Eager to capitalize on the lasting presence of the coronavirus, executives at Johnson & Johnson, Moderna, and Pfizer—the pharmaceutical corporations that supplied the Covid-19 vaccines approved for use in the U.S.—are quietly planning to hike prices on doses “in the near future,” once they decide the pandemic is over, The Intercept’s Lee Fang reported Thursday.
Although the rapid development of coronavirus vaccines—made possible by large infusions of public resources—has given Big Pharma companies “a boost in goodwill… the public is still sensitive to drug pricing and the reputational risk has, so far, curtailed their ability to reap large financial rewards,” Fang noted. “But that environment, they hope, will change once the pandemic ends: a date that drugmakers themselves reserve the right to declare.” Continue reading →
Consumer advocates reacted with disgust Monday to an announcement by Gilead Sciences that it will charge U.S. hospitals around $3,120 per privately insured patient for a treatment course of remdesivir, a drug which has proven modestly effective at speeding Covid-19 recovery times.
Peter Maybarduk, director of Public Citizen’s Access to Medicines Program, called Gilead’s pricing—which works out to around $520 per dose for non-government buyers like hospitals—”an offensive display of hubris and disregard for the public” and slammed the Trump administration for failing to ensure that the price of a drug developed with substantial taxpayer support is affordable for all. Continue reading →
As healthcare providers across the U.S. desperately attempt to treat a rapidly growing number of patients with the coronavirus, a pharmaceutical company with ties to the Trump administration has been granted exclusive status for a drug it is developing to treat the illness—a potential windfall for the company that could put the medication out of reach for many Americans.

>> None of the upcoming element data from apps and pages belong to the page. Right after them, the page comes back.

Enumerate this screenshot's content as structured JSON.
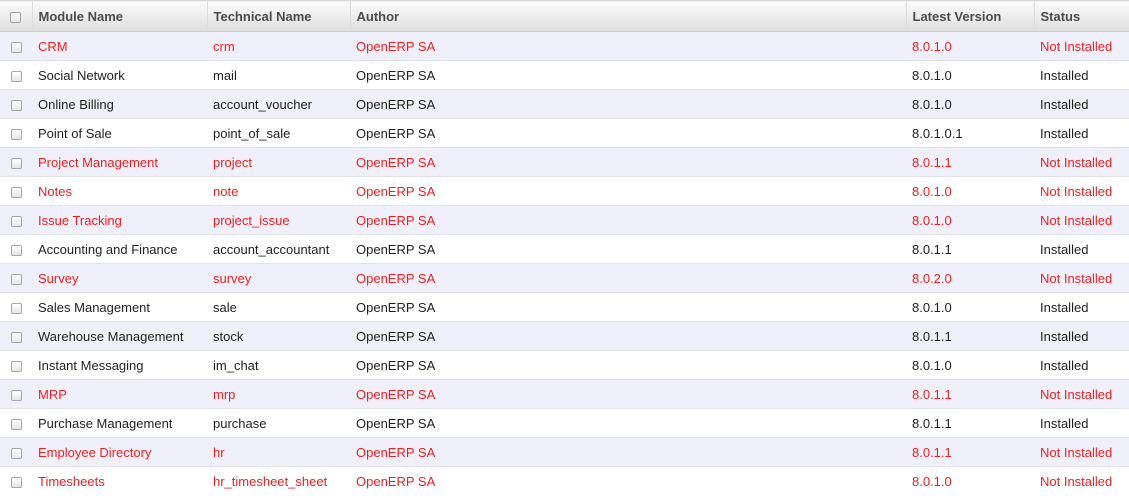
{
  "table": {
    "columns": [
      "Module Name",
      "Technical Name",
      "Author",
      "Latest Version",
      "Status"
    ],
    "rows": [
      {
        "name": "CRM",
        "technical": "crm",
        "author": "OpenERP SA",
        "version": "8.0.1.0",
        "status": "Not Installed"
      },
      {
        "name": "Social Network",
        "technical": "mail",
        "author": "OpenERP SA",
        "version": "8.0.1.0",
        "status": "Installed"
      },
      {
        "name": "Online Billing",
        "technical": "account_voucher",
        "author": "OpenERP SA",
        "version": "8.0.1.0",
        "status": "Installed"
      },
      {
        "name": "Point of Sale",
        "technical": "point_of_sale",
        "author": "OpenERP SA",
        "version": "8.0.1.0.1",
        "status": "Installed"
      },
      {
        "name": "Project Management",
        "technical": "project",
        "author": "OpenERP SA",
        "version": "8.0.1.1",
        "status": "Not Installed"
      },
      {
        "name": "Notes",
        "technical": "note",
        "author": "OpenERP SA",
        "version": "8.0.1.0",
        "status": "Not Installed"
      },
      {
        "name": "Issue Tracking",
        "technical": "project_issue",
        "author": "OpenERP SA",
        "version": "8.0.1.0",
        "status": "Not Installed"
      },
      {
        "name": "Accounting and Finance",
        "technical": "account_accountant",
        "author": "OpenERP SA",
        "version": "8.0.1.1",
        "status": "Installed"
      },
      {
        "name": "Survey",
        "technical": "survey",
        "author": "OpenERP SA",
        "version": "8.0.2.0",
        "status": "Not Installed"
      },
      {
        "name": "Sales Management",
        "technical": "sale",
        "author": "OpenERP SA",
        "version": "8.0.1.0",
        "status": "Installed"
      },
      {
        "name": "Warehouse Management",
        "technical": "stock",
        "author": "OpenERP SA",
        "version": "8.0.1.1",
        "status": "Installed"
      },
      {
        "name": "Instant Messaging",
        "technical": "im_chat",
        "author": "OpenERP SA",
        "version": "8.0.1.0",
        "status": "Installed"
      },
      {
        "name": "MRP",
        "technical": "mrp",
        "author": "OpenERP SA",
        "version": "8.0.1.1",
        "status": "Not Installed"
      },
      {
        "name": "Purchase Management",
        "technical": "purchase",
        "author": "OpenERP SA",
        "version": "8.0.1.1",
        "status": "Installed"
      },
      {
        "name": "Employee Directory",
        "technical": "hr",
        "author": "OpenERP SA",
        "version": "8.0.1.1",
        "status": "Not Installed"
      },
      {
        "name": "Timesheets",
        "technical": "hr_timesheet_sheet",
        "author": "OpenERP SA",
        "version": "8.0.1.0",
        "status": "Not Installed"
      }
    ]
  },
  "colors": {
    "not_installed_text": "#ee1f1f",
    "odd_row_bg": "#f0f0fa",
    "header_text": "#4c4c4c"
  }
}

As The Interceptreported Monday, the Food and Drug Administration granted Gilead Sciences “orphan” drug status for remdesivir, one of several drugs being tested as potential treatments for the coronavirus, officially known as COVID-19. The designation is generally reserved for drugs that treat rare illnesses affecting fewer than 200,000 Americans—but companies can be eligible if the designation, as in this case of a rapidly spreading virus, is made before a disease spreads beyond that limit. Continue reading →